- [WHAT YOU ARE ASKED TO DO] Repeat the entries below exactly as they appear, with no pictures.

□ □ □ □

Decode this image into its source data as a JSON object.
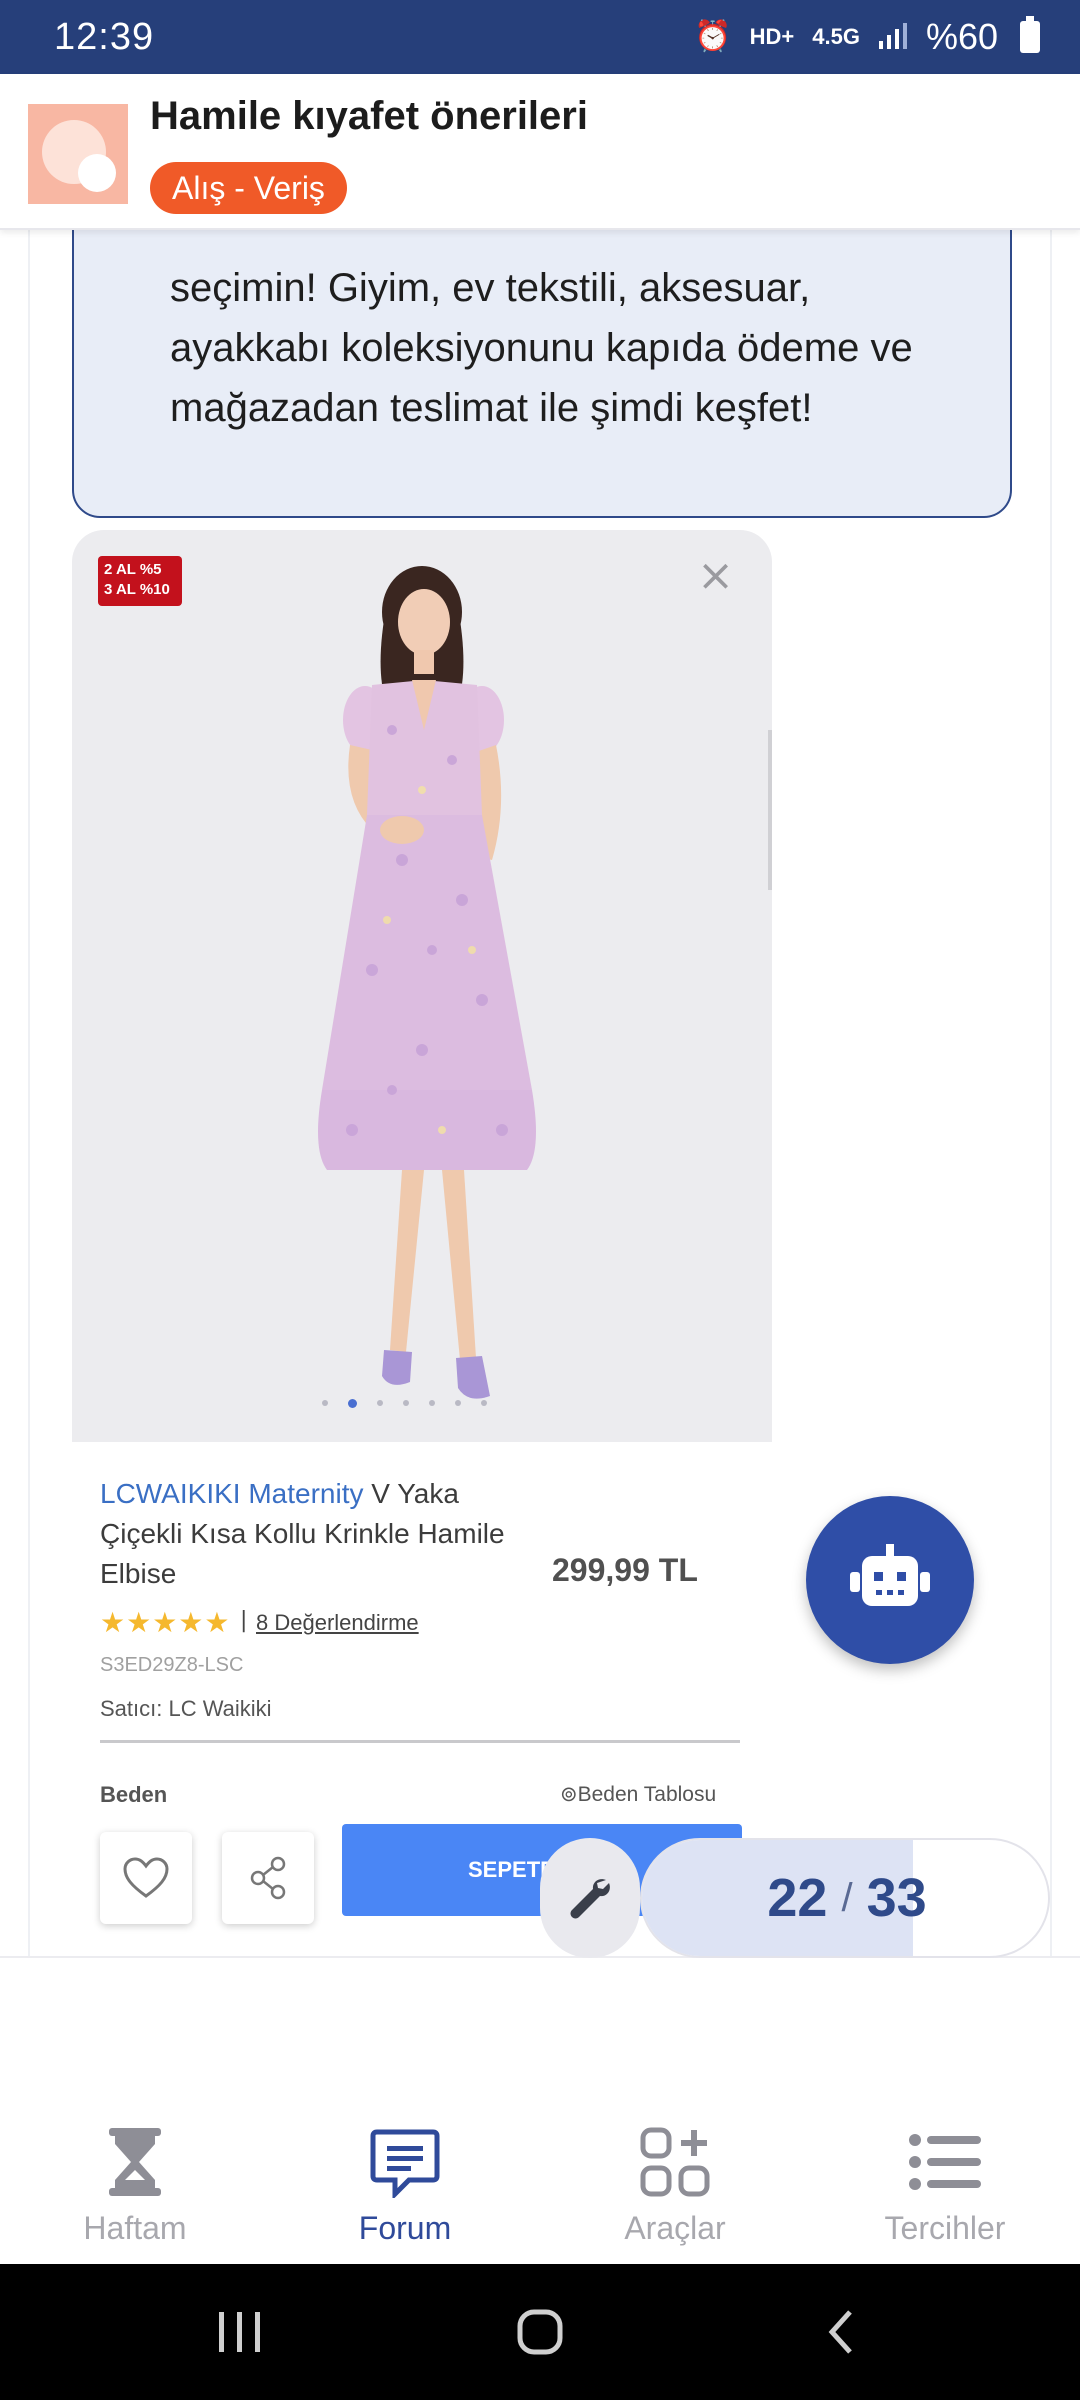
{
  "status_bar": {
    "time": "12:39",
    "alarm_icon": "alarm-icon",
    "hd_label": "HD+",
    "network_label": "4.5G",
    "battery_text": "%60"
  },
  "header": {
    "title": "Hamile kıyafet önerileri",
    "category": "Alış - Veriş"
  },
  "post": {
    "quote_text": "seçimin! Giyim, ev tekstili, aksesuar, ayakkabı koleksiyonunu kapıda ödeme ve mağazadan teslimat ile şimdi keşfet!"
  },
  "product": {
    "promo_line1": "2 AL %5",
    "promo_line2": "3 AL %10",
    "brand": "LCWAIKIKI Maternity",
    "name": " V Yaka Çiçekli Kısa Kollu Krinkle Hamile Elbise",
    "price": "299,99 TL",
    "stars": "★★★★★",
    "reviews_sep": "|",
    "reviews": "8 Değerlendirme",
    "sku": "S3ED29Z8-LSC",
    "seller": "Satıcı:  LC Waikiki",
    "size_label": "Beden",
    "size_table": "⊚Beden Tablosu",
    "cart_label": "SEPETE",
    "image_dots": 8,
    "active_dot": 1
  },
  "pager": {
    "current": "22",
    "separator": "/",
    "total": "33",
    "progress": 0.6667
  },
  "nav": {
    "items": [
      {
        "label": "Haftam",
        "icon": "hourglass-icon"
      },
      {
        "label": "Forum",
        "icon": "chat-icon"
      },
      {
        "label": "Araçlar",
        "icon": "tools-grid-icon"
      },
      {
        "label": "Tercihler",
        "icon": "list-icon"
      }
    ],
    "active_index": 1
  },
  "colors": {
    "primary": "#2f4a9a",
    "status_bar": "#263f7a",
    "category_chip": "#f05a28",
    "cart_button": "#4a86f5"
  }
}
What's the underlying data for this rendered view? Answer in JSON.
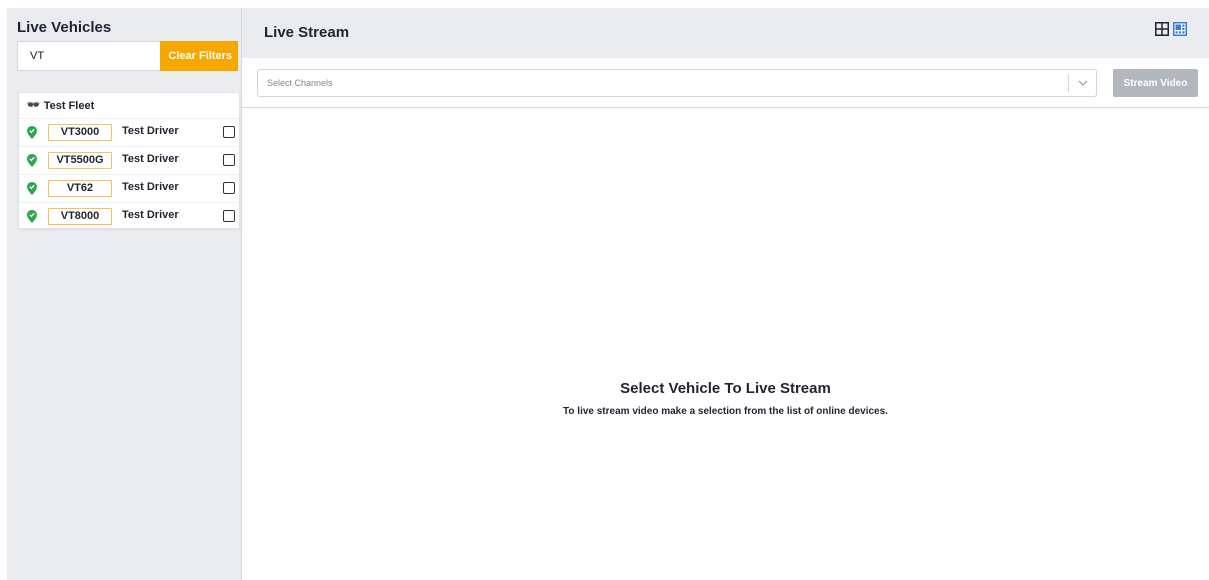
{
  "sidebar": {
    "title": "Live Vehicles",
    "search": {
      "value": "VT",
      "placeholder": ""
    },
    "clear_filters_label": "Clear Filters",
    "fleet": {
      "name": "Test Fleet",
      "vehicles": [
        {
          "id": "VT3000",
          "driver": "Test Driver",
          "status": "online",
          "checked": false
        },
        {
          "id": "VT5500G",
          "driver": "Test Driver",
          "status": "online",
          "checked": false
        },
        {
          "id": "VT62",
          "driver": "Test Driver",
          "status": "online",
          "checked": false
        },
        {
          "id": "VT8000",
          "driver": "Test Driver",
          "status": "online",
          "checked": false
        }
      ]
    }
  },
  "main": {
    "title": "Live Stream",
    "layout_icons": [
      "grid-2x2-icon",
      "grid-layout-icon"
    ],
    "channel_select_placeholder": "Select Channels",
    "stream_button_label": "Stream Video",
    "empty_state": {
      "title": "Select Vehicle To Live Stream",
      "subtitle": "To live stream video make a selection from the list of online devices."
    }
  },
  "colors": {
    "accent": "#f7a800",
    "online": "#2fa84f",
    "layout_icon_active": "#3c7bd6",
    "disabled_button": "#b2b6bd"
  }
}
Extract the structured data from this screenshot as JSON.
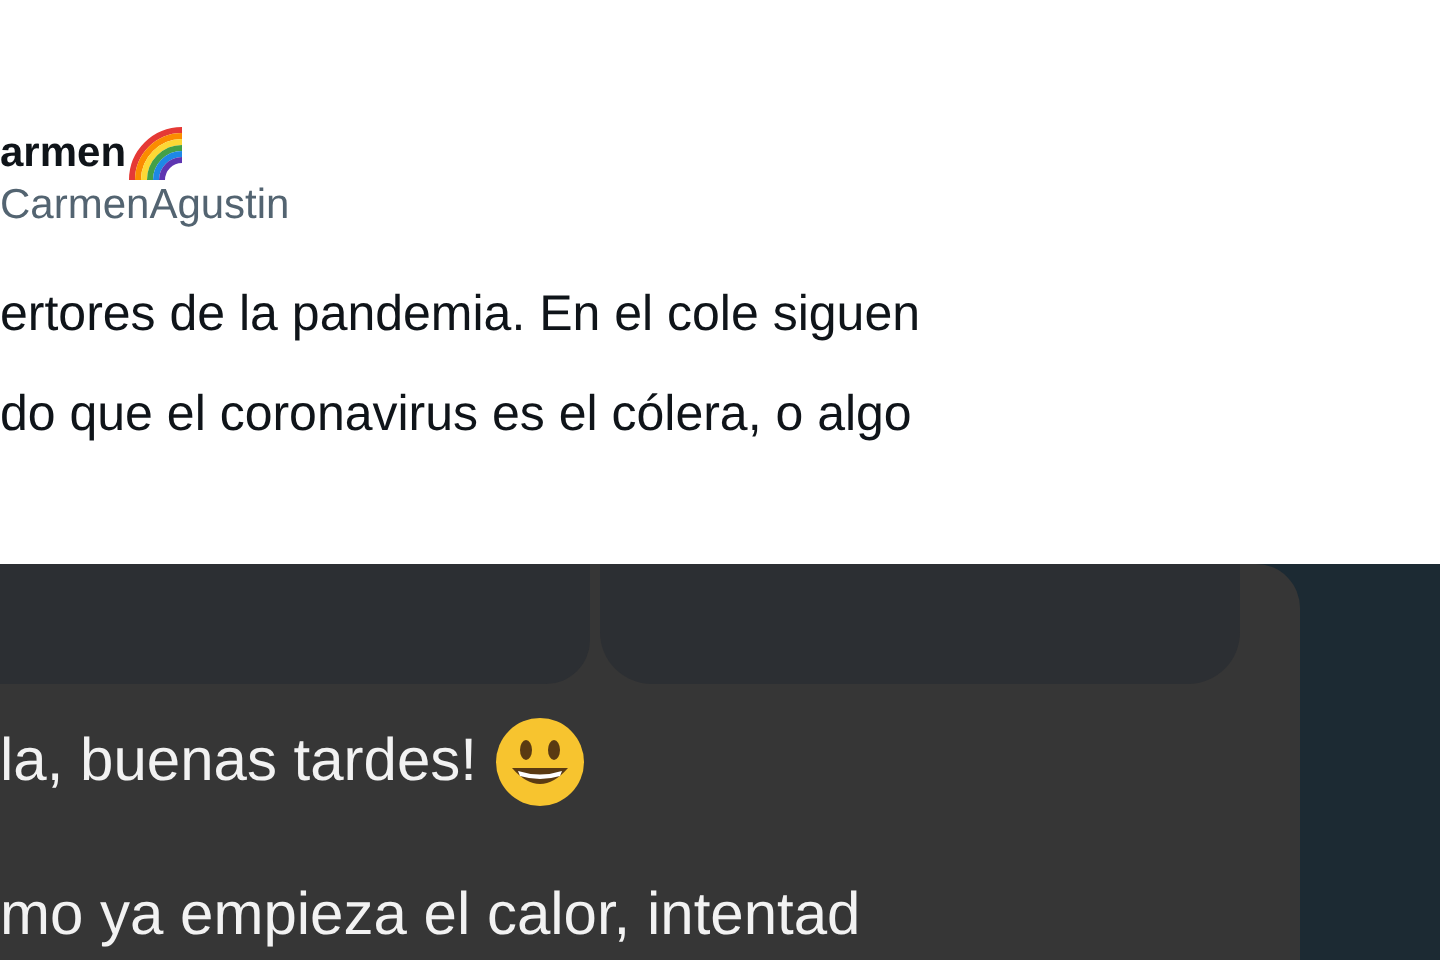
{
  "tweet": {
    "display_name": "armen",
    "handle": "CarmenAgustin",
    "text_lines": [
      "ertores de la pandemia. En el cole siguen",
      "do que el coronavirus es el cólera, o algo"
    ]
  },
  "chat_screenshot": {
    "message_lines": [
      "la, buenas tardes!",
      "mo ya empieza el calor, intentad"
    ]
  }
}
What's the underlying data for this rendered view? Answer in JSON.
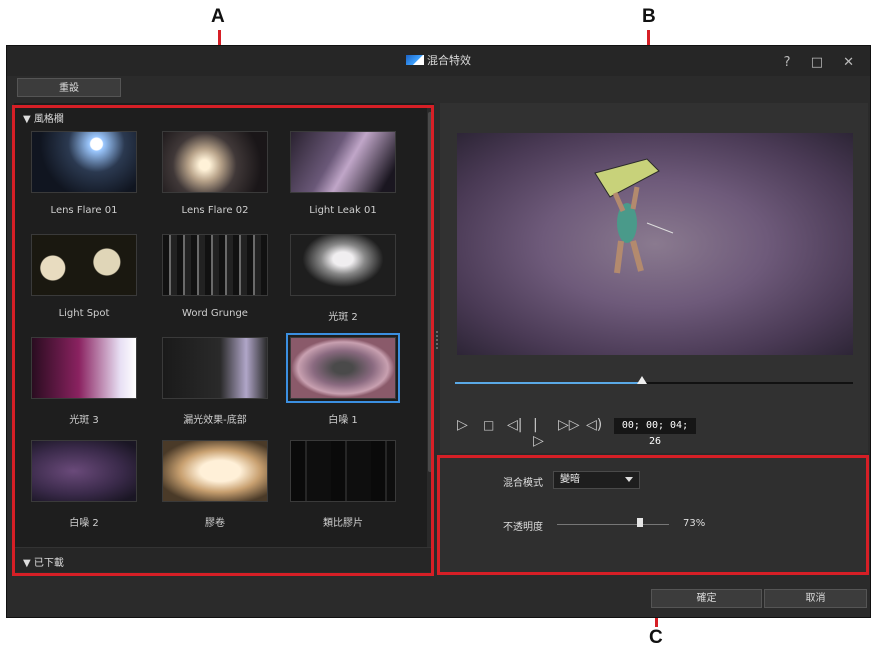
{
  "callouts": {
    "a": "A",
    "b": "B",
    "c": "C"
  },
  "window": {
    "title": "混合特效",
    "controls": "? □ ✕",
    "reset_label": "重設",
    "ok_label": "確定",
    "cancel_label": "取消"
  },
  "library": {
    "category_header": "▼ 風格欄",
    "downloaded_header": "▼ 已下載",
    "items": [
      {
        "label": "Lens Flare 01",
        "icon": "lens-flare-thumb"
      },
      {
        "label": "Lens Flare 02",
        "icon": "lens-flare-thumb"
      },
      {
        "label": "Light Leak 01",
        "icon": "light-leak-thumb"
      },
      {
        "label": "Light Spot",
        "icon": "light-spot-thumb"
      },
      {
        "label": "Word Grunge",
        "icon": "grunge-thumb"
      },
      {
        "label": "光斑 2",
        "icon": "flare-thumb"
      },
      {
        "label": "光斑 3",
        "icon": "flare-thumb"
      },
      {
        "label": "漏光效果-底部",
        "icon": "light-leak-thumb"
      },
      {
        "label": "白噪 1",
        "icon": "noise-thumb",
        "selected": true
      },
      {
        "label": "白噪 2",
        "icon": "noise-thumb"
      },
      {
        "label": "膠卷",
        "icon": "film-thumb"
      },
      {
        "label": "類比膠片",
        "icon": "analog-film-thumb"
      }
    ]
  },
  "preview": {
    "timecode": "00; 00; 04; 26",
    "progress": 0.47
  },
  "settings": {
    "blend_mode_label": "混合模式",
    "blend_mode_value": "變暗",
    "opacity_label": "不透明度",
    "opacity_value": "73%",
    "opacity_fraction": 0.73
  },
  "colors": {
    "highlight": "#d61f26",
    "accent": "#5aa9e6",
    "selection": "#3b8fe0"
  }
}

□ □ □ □

- [OUTPUT FOR THIS EXERCISE]
Decode this image into its source data as a JSON object.
{
  "status_bar": {
    "time": "12:39",
    "alarm_icon": "alarm-icon",
    "hd_label": "HD+",
    "network_label": "4.5G",
    "battery_text": "%60"
  },
  "header": {
    "title": "Hamile kıyafet önerileri",
    "category": "Alış - Veriş"
  },
  "post": {
    "quote_text": "seçimin! Giyim, ev tekstili, aksesuar, ayakkabı koleksiyonunu kapıda ödeme ve mağazadan teslimat ile şimdi keşfet!"
  },
  "product": {
    "promo_line1": "2 AL %5",
    "promo_line2": "3 AL %10",
    "brand": "LCWAIKIKI Maternity",
    "name": " V Yaka Çiçekli Kısa Kollu Krinkle Hamile Elbise",
    "price": "299,99 TL",
    "stars": "★★★★★",
    "reviews_sep": "|",
    "reviews": "8 Değerlendirme",
    "sku": "S3ED29Z8-LSC",
    "seller": "Satıcı:  LC Waikiki",
    "size_label": "Beden",
    "size_table": "⊚Beden Tablosu",
    "cart_label": "SEPETE",
    "image_dots": 8,
    "active_dot": 1
  },
  "pager": {
    "current": "22",
    "separator": "/",
    "total": "33",
    "progress": 0.6667
  },
  "nav": {
    "items": [
      {
        "label": "Haftam",
        "icon": "hourglass-icon"
      },
      {
        "label": "Forum",
        "icon": "chat-icon"
      },
      {
        "label": "Araçlar",
        "icon": "tools-grid-icon"
      },
      {
        "label": "Tercihler",
        "icon": "list-icon"
      }
    ],
    "active_index": 1
  },
  "colors": {
    "primary": "#2f4a9a",
    "status_bar": "#263f7a",
    "category_chip": "#f05a28",
    "cart_button": "#4a86f5"
  }
}
What's the underlying data for this rendered view? Answer in JSON.
{
  "sidebar": {
    "title": "Live Vehicles",
    "search": {
      "value": "VT",
      "placeholder": ""
    },
    "clear_filters_label": "Clear Filters",
    "fleet": {
      "name": "Test Fleet",
      "vehicles": [
        {
          "id": "VT3000",
          "driver": "Test Driver",
          "status": "online",
          "checked": false
        },
        {
          "id": "VT5500G",
          "driver": "Test Driver",
          "status": "online",
          "checked": false
        },
        {
          "id": "VT62",
          "driver": "Test Driver",
          "status": "online",
          "checked": false
        },
        {
          "id": "VT8000",
          "driver": "Test Driver",
          "status": "online",
          "checked": false
        }
      ]
    }
  },
  "main": {
    "title": "Live Stream",
    "layout_icons": [
      "grid-2x2-icon",
      "grid-layout-icon"
    ],
    "channel_select_placeholder": "Select Channels",
    "stream_button_label": "Stream Video",
    "empty_state": {
      "title": "Select Vehicle To Live Stream",
      "subtitle": "To live stream video make a selection from the list of online devices."
    }
  },
  "colors": {
    "accent": "#f7a800",
    "online": "#2fa84f",
    "layout_icon_active": "#3c7bd6",
    "disabled_button": "#b2b6bd"
  }
}
Extract the structured data from this screenshot as JSON.
{
  "tweet": {
    "display_name": "armen",
    "handle": "CarmenAgustin",
    "text_lines": [
      "ertores de la pandemia. En el cole siguen",
      "do que el coronavirus es el cólera, o algo"
    ]
  },
  "chat_screenshot": {
    "message_lines": [
      "la, buenas tardes!",
      "mo ya empieza el calor, intentad"
    ]
  }
}
What's the underlying data for this rendered view? Answer in JSON.
{
  "callouts": {
    "a": "A",
    "b": "B",
    "c": "C"
  },
  "window": {
    "title": "混合特效",
    "controls": "? □ ✕",
    "reset_label": "重設",
    "ok_label": "確定",
    "cancel_label": "取消"
  },
  "library": {
    "category_header": "▼ 風格欄",
    "downloaded_header": "▼ 已下載",
    "items": [
      {
        "label": "Lens Flare 01",
        "icon": "lens-flare-thumb"
      },
      {
        "label": "Lens Flare 02",
        "icon": "lens-flare-thumb"
      },
      {
        "label": "Light Leak 01",
        "icon": "light-leak-thumb"
      },
      {
        "label": "Light Spot",
        "icon": "light-spot-thumb"
      },
      {
        "label": "Word Grunge",
        "icon": "grunge-thumb"
      },
      {
        "label": "光斑 2",
        "icon": "flare-thumb"
      },
      {
        "label": "光斑 3",
        "icon": "flare-thumb"
      },
      {
        "label": "漏光效果-底部",
        "icon": "light-leak-thumb"
      },
      {
        "label": "白噪 1",
        "icon": "noise-thumb",
        "selected": true
      },
      {
        "label": "白噪 2",
        "icon": "noise-thumb"
      },
      {
        "label": "膠卷",
        "icon": "film-thumb"
      },
      {
        "label": "類比膠片",
        "icon": "analog-film-thumb"
      }
    ]
  },
  "preview": {
    "timecode": "00; 00; 04; 26",
    "progress": 0.47
  },
  "settings": {
    "blend_mode_label": "混合模式",
    "blend_mode_value": "變暗",
    "opacity_label": "不透明度",
    "opacity_value": "73%",
    "opacity_fraction": 0.73
  },
  "colors": {
    "highlight": "#d61f26",
    "accent": "#5aa9e6",
    "selection": "#3b8fe0"
  }
}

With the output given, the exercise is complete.